SR: Certainly The Eye Like a Strange Balloon is not your only applauded collection of poetry. Your two most recent collections, Elegy and The Bride of E have both been well received by critics, and Elegy was even awarded the 2007 National Book Critics Circle Award. What keeps you focused on your work? How are you able to balance prestige while remaining true to your own aesthetic?
MJB: I keep focused on my work because I like to write. I like it better than anything else I've ever done in life. I remain true to the pleasure of doing it. I write what I feel compelled to write and mostly I've been successful at getting it published, and some people have been very kind when they've evaluated it but I don't do it for the evaluation. The reception of it is an after-the-fact aspect of writing. And of course there is a certain pleasure when the art one creates finds approval but for me that pleasure is a lesser second to the primary pleasure of making.
SR: Your bio page from Washington University-St. Louis mentions that you are currently working on a translation of the Inferno. How would you explain this current project?

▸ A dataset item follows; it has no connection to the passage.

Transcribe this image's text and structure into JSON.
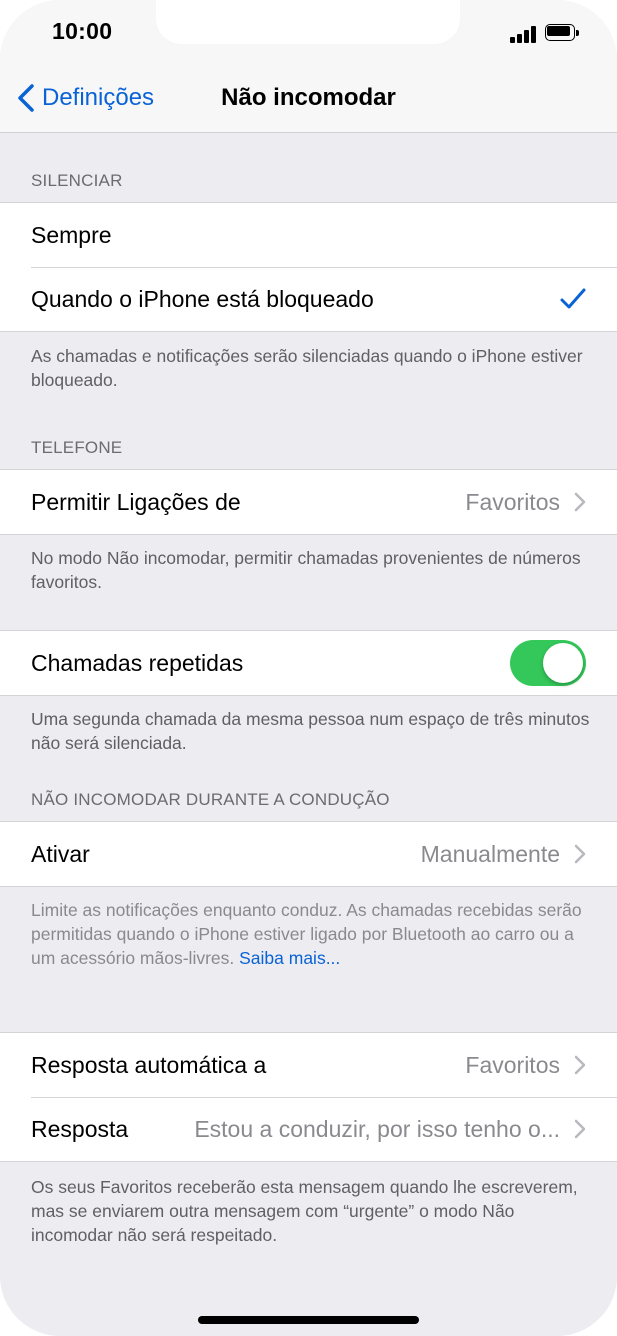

MJB: I'm currently putting the Inferno into contemporary English and replacing the original terza rima with the music of contemporary poetry: alliteration, assonance, and internal rhyme. In addition, because Dante incorporated the work of poets he admired into the original, I've similarly worked into the text, when it fits the translation, quotes from poets who have lived since then, both high-culture poets like Shakespeare and Milton and Browning, but also low-culture poets like Bob Dylan and the Stones. I also occasionally replace medieval elements with modern technology—in one place a speeding arrow, for example, is replaced by an Ultimate Aero, the fastest car ever invented. My hope is that the poem will be more approachable and yet maintain the power of the original. It's very much a poem about religious and political hypocrisy—and that landscape seems to never change.